Lancaster University - Transforming Tomorrow

13 A Pentland Centre Research & Impact Digest, 2023 ESG and Sustainability Business and biodiversity ESG (environmental, social and governance) are three letters used by the corporate and investment community to describe sustainability concerns. ESG and sustainability are similar ideas, but also differ from each other because they view ‘materiality’ differently. In short, materiality is all about the importance or significance of an issue and there are two sources of materiality. Inside-out describes how companies and organisations impact society and the environment.
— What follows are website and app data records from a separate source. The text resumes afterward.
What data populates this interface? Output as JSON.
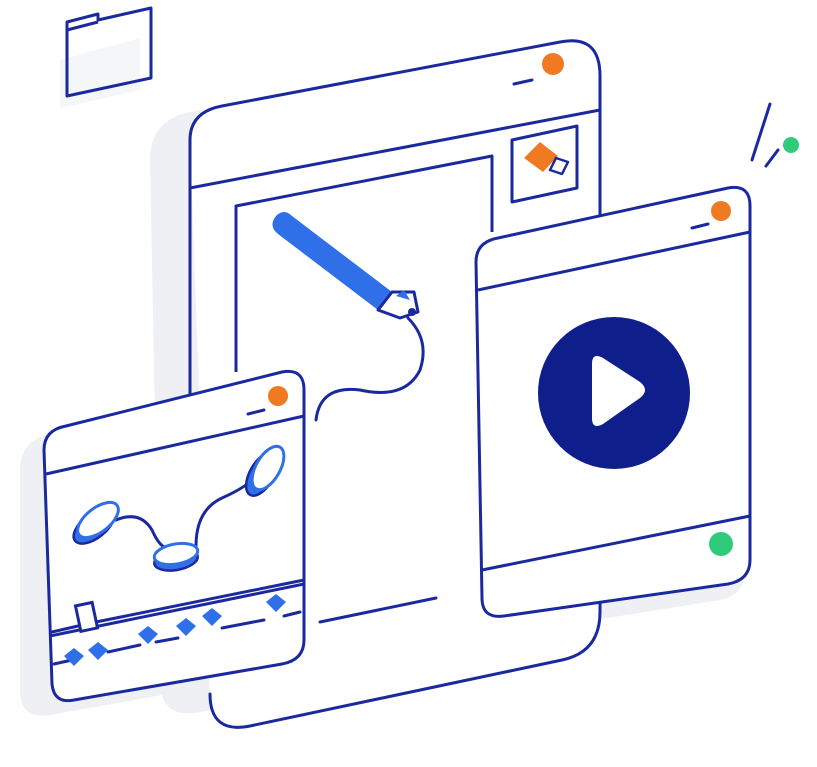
{
  "illustration": {
    "subject": "media-editing",
    "colors": {
      "outline": "#1a2a9e",
      "accent_blue": "#2f6fe8",
      "play_circle": "#0e1f8c",
      "orange": "#f07a21",
      "green": "#2ecc7a",
      "shadow": "#eff0f3",
      "background": "#ffffff"
    },
    "icons": [
      "folder-icon",
      "pencil-icon",
      "play-icon",
      "image-thumbnail-icon",
      "disc-keyframe-icon",
      "timeline-diamond-icon"
    ]
  }
}
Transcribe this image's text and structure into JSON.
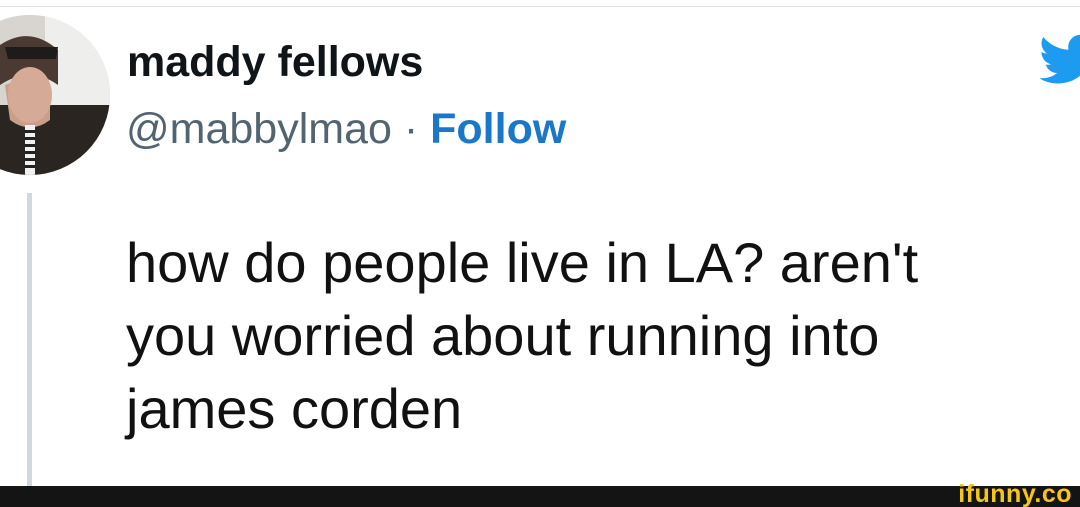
{
  "tweet": {
    "display_name": "maddy fellows",
    "handle": "@mabbylmao",
    "separator": " · ",
    "follow_label": "Follow",
    "text_lines": [
      "how do people live in LA? aren't",
      "you worried about running into",
      "james corden"
    ]
  },
  "icons": {
    "avatar": "user-avatar",
    "brand": "twitter-bird-icon"
  },
  "watermark": {
    "text": "ifunny.co"
  },
  "colors": {
    "follow": "#1b78c9",
    "twitter_blue": "#1d9bf0",
    "handle_gray": "#536471",
    "watermark_yellow": "#f5c518"
  }
}
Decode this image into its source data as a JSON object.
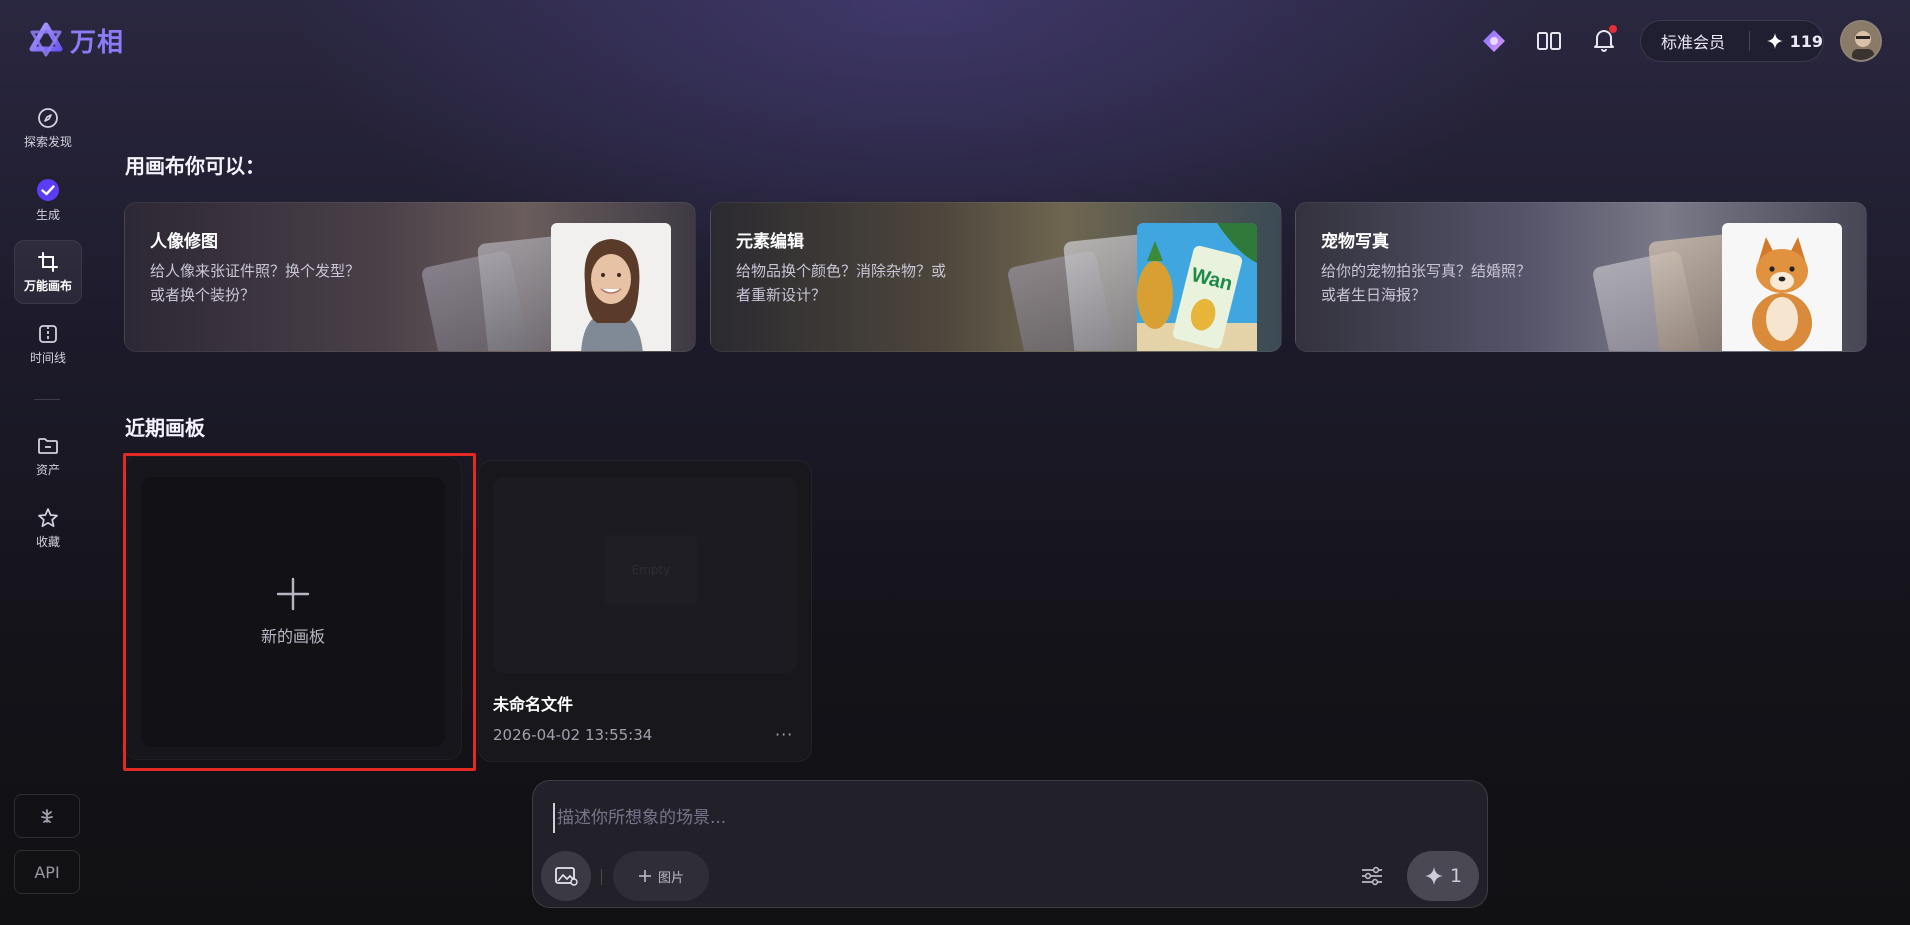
{
  "app": {
    "name": "万相",
    "brand_color": "#8a7cf6"
  },
  "header": {
    "icons": [
      "app-switch-icon",
      "layout-icon",
      "bell-icon"
    ],
    "membership_label": "标准会员",
    "points": "119"
  },
  "sidebar": {
    "items": [
      {
        "label": "探索发现",
        "icon": "compass-icon"
      },
      {
        "label": "生成",
        "icon": "check-circle-icon"
      },
      {
        "label": "万能画布",
        "icon": "canvas-icon",
        "active": true
      },
      {
        "label": "时间线",
        "icon": "timeline-icon"
      },
      {
        "label": "资产",
        "icon": "folder-icon"
      },
      {
        "label": "收藏",
        "icon": "star-icon"
      }
    ],
    "bottom": {
      "api_label": "API"
    }
  },
  "canvas_section": {
    "heading": "用画布你可以：",
    "cards": [
      {
        "title": "人像修图",
        "desc_line1": "给人像来张证件照？换个发型？",
        "desc_line2": "或者换个装扮？"
      },
      {
        "title": "元素编辑",
        "desc_line1": "给物品换个颜色？消除杂物？或",
        "desc_line2": "者重新设计？"
      },
      {
        "title": "宠物写真",
        "desc_line1": "给你的宠物拍张写真？结婚照？",
        "desc_line2": "或者生日海报？"
      }
    ]
  },
  "recent": {
    "heading": "近期画板",
    "new_board_label": "新的画板",
    "files": [
      {
        "name": "未命名文件",
        "date": "2026-04-02 13:55:34",
        "thumb_text": "Empty",
        "more": "···"
      }
    ]
  },
  "prompt": {
    "placeholder": "描述你所想象的场景...",
    "image_button_label": "图片",
    "send_count": "1"
  }
}
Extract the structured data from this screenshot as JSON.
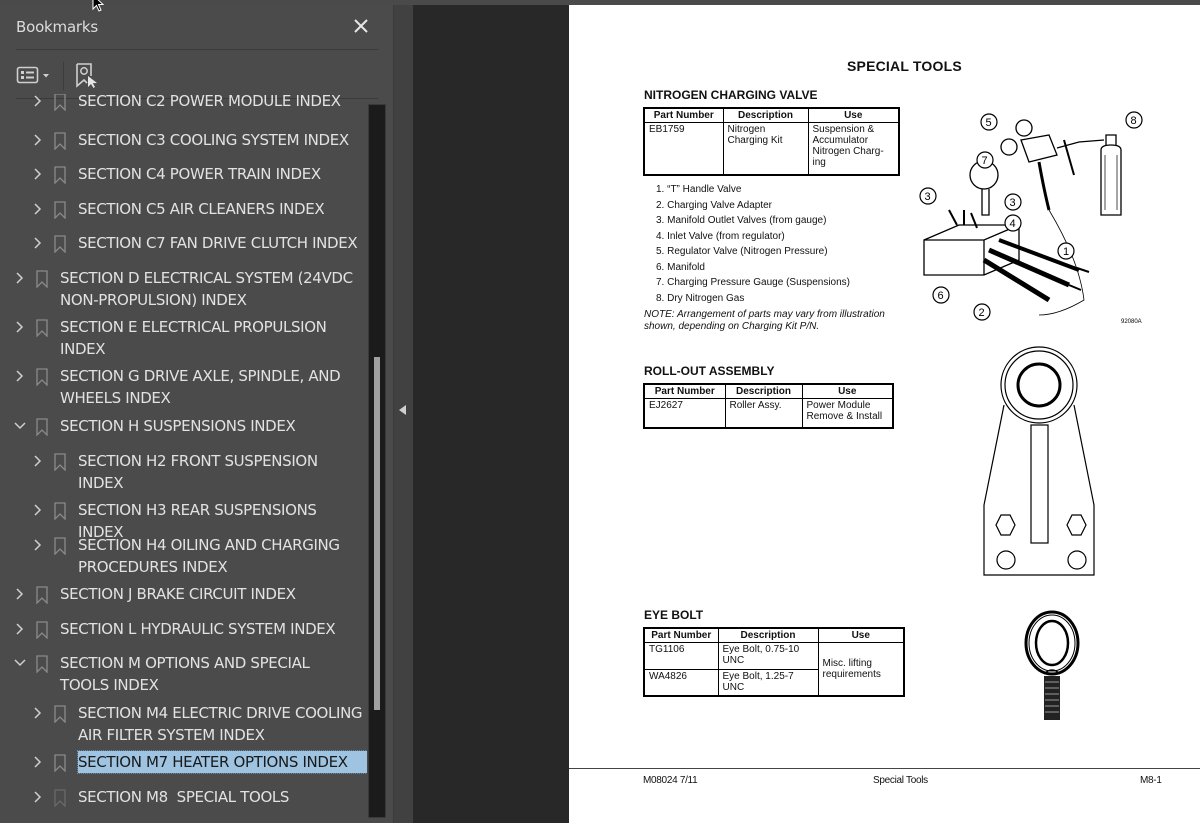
{
  "bookmarks_panel": {
    "title": "Bookmarks",
    "close_icon": "close-icon",
    "toolbar": {
      "options_icon": "list-options-icon",
      "find_icon": "find-current-bookmark-icon"
    },
    "items": [
      {
        "label": "SECTION C2 POWER MODULE INDEX",
        "level": 2,
        "expanded": false
      },
      {
        "label": "SECTION C3 COOLING SYSTEM INDEX",
        "level": 2,
        "expanded": false
      },
      {
        "label": "SECTION C4 POWER TRAIN INDEX",
        "level": 2,
        "expanded": false
      },
      {
        "label": "SECTION C5 AIR CLEANERS INDEX",
        "level": 2,
        "expanded": false
      },
      {
        "label": "SECTION C7 FAN DRIVE CLUTCH INDEX",
        "level": 2,
        "expanded": false
      },
      {
        "label": "SECTION D ELECTRICAL SYSTEM (24VDC NON-PROPULSION) INDEX",
        "level": 1,
        "expanded": false
      },
      {
        "label": "SECTION E ELECTRICAL PROPULSION INDEX",
        "level": 1,
        "expanded": false
      },
      {
        "label": "SECTION G DRIVE AXLE, SPINDLE, AND WHEELS INDEX",
        "level": 1,
        "expanded": false
      },
      {
        "label": "SECTION H SUSPENSIONS INDEX",
        "level": 1,
        "expanded": true
      },
      {
        "label": "SECTION H2 FRONT SUSPENSION INDEX",
        "level": 2,
        "expanded": false
      },
      {
        "label": "SECTION H3 REAR SUSPENSIONS INDEX",
        "level": 2,
        "expanded": false
      },
      {
        "label": "SECTION H4 OILING AND CHARGING PROCEDURES INDEX",
        "level": 2,
        "expanded": false
      },
      {
        "label": "SECTION J BRAKE CIRCUIT INDEX",
        "level": 1,
        "expanded": false
      },
      {
        "label": "SECTION L HYDRAULIC SYSTEM INDEX",
        "level": 1,
        "expanded": false
      },
      {
        "label": "SECTION M OPTIONS AND SPECIAL TOOLS INDEX",
        "level": 1,
        "expanded": true
      },
      {
        "label": "SECTION M4 ELECTRIC DRIVE COOLING AIR FILTER SYSTEM INDEX",
        "level": 2,
        "expanded": false
      },
      {
        "label": "SECTION M7 HEATER OPTIONS INDEX",
        "level": 2,
        "expanded": false,
        "selected": true
      },
      {
        "label": "SECTION M8  SPECIAL TOOLS",
        "level": 2,
        "expanded": false
      }
    ],
    "colors": {
      "selected_bg": "#9ec4e2",
      "panel_bg": "#4b4b4b"
    }
  },
  "document": {
    "page_title": "SPECIAL TOOLS",
    "nitrogen": {
      "title": "NITROGEN CHARGING VALVE",
      "headers": [
        "Part Number",
        "Description",
        "Use"
      ],
      "rows": [
        [
          "EB1759",
          "Nitrogen Charging Kit",
          "Suspension & Accumulator Nitrogen Charg-ing"
        ]
      ],
      "legend": [
        "1. “T” Handle Valve",
        "2. Charging Valve Adapter",
        "3. Manifold Outlet Valves (from gauge)",
        "4. Inlet Valve (from regulator)",
        "5. Regulator Valve (Nitrogen Pressure)",
        "6. Manifold",
        "7. Charging Pressure Gauge (Suspensions)",
        "8. Dry Nitrogen Gas"
      ],
      "note": "NOTE: Arrangement of parts may vary from illustration shown, depending on Charging Kit P/N.",
      "figure_id": "92080A",
      "callouts": [
        "1",
        "2",
        "3",
        "3",
        "4",
        "5",
        "6",
        "7",
        "8"
      ]
    },
    "rollout": {
      "title": "ROLL-OUT ASSEMBLY",
      "headers": [
        "Part Number",
        "Description",
        "Use"
      ],
      "rows": [
        [
          "EJ2627",
          "Roller Assy.",
          "Power Module Remove & Install"
        ]
      ]
    },
    "eyebolt": {
      "title": "EYE BOLT",
      "headers": [
        "Part Number",
        "Description",
        "Use"
      ],
      "rows": [
        [
          "TG1106",
          "Eye Bolt, 0.75-10 UNC",
          "Misc. lifting requirements"
        ],
        [
          "WA4826",
          "Eye Bolt, 1.25-7 UNC",
          ""
        ]
      ]
    },
    "footer": {
      "left": "M08024  7/11",
      "center": "Special Tools",
      "right": "M8-1"
    }
  }
}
This may result in corporate sustainability programmes on responsible sourcing addressing human/labour rights and the environmental impacts of supply chains, and also how company action might make a positive impact, say, by undertaking regenerative agriculture or being a living wage employer. This is a sustainability focus. An outside-in focus is the basis of ESG. Here the question is how, for example, climate change will impact the company and its total financial value. Investors need this information to assess the value of the company, and to understand a company’s sustainability response. This understanding guides investment decisions. If you address both perspectives, you are thinking about double materiality. If you consider how these two perspectives interact, you are thinking about dynamic materiality. Read a blog on these issues by Professor Jan Bebbington and Duncan Pollard on the Pentland Centre website. The Pentland Centre is developing a stream of research and engagement focused on how business can support global aspirations to arrest the loss of biodiversity. The Convention on Biological Diversity provides the global governance context in which countries address their biodiversity challenges. At the same time, business (including the financial system) is formulating its contributions to addressing biodiversity impacts. Centre work in this area is under development, and includes: n Describing the nature of the challenges that arise for business-biodiversity connections (see our blog) n Documenting reporting practices for a sample of companies who depend upon and impact biodiversity (see our blog) n In partnership with We Value Nature, we contributed thinking around how to guard against perverse outcomes from ‘natural capital’ thinking (see our blog) Our work in this area will continue over the next few years, as a variety of new business focused tools and assessments are under development. This includes the World Benchmarking Alliance’s nature benchmark as well as guidance on communicating nature risk to financial markets via the TaskForce on Nature Related Disclosure ( If you are interested in learning more about this work email Professor Jan Bebbington,